Action: Attempt a brawling check against a major participant’s touch AC. If you are successful, you reduce the target’s tenacity by an amount determined by your statistics (see Brawling Damage).
Experience for Bar Fights
The PCs should receive XP for each major participant they reduce to 0 tenacity, as well as for the crowd if they reduce its tenacity to 0. They shouldn’t receive any XP for the bar fight if they all bow out or are all knocked out by having their tenacity pools reduced to 0.
The following are just a few examples of crowds. On average, a crowd has a defense score equal to 10 + its CR, a tenacity equal to 40 + twice its CR, and a brawling damage of 1d6 plus half its CR (minimum 0). If necessary, a crowd’s saving throw bonus is equal to its CR + 1.
Rowdy Patrons CR 1 (XP 400)
Defense 11; Tenacity 42; Brawling Damage 1d6
This group of drunken farmers, sailors, or laborers can be found in just about any tavern.
Ornery Pirates CR 5 (XP 1,600)
Defense 15; Tenacity 55; Brawling Damage 1d6+2

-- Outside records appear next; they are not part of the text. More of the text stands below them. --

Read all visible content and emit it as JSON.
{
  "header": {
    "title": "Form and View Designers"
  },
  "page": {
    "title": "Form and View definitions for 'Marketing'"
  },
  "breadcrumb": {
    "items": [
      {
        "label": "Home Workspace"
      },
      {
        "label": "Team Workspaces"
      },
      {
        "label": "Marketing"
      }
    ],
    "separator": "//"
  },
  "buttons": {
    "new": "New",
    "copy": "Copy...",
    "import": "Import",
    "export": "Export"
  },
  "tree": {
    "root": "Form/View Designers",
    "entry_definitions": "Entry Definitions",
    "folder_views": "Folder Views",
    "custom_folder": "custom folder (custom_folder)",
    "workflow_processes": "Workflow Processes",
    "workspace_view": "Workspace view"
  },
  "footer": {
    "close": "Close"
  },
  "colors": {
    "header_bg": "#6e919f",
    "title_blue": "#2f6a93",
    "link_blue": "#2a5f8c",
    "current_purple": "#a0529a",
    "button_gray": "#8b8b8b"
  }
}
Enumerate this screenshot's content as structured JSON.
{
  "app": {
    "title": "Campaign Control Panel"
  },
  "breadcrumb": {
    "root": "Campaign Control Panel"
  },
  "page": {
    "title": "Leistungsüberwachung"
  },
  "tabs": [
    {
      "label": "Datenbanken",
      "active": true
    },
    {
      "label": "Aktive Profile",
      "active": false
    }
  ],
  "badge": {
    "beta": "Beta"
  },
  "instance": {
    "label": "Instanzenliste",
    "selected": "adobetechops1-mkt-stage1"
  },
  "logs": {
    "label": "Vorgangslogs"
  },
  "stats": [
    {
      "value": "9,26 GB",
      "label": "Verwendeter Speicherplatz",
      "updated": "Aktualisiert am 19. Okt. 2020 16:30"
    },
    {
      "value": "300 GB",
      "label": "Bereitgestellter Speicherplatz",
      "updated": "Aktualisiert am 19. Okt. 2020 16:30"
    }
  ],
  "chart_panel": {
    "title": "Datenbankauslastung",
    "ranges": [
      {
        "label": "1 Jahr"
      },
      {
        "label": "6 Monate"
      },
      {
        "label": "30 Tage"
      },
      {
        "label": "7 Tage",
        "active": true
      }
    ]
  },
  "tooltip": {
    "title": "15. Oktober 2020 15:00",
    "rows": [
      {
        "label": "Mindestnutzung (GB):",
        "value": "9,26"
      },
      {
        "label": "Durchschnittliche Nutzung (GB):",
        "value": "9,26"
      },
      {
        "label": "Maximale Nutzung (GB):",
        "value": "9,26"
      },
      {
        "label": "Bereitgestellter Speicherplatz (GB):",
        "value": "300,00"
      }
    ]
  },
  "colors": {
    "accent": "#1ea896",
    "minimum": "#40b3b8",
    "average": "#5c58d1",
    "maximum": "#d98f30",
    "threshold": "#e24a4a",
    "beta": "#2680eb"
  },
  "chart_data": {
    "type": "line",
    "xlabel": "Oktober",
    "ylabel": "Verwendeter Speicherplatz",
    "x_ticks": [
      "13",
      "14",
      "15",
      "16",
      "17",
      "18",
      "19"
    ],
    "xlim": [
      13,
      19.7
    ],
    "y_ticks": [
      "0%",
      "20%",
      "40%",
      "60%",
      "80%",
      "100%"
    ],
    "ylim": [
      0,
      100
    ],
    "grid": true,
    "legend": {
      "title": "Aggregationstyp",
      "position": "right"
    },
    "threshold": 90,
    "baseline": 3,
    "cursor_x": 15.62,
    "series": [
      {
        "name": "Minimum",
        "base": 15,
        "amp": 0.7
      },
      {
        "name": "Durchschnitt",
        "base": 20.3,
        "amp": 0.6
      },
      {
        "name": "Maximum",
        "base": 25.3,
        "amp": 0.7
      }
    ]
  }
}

These old salts have been made tough by life on the open sea. They have an additional amount of tenacity equal to their CR (already included in their statistics).
Monstrous Posse CR 10 (XP 9,600)
Defense 20; Tenacity 60; Brawling Damage 1d8+5
Suitable for a bar whose clientèle includes a number of monstrous humanoids, this group packs a punch. They deal 1d8 points of brawling damage instead of 1d6.
Pathfinder Campaign Setting: Inner Sea Taverns © 2018, Paizo Inc.; Authors: Kate Baker, Eleanor Ferron, Michelle Jones, Jason Keeley, Luis Loza, Jacob W. Michaels, Joe Pasini, and David N. Ross.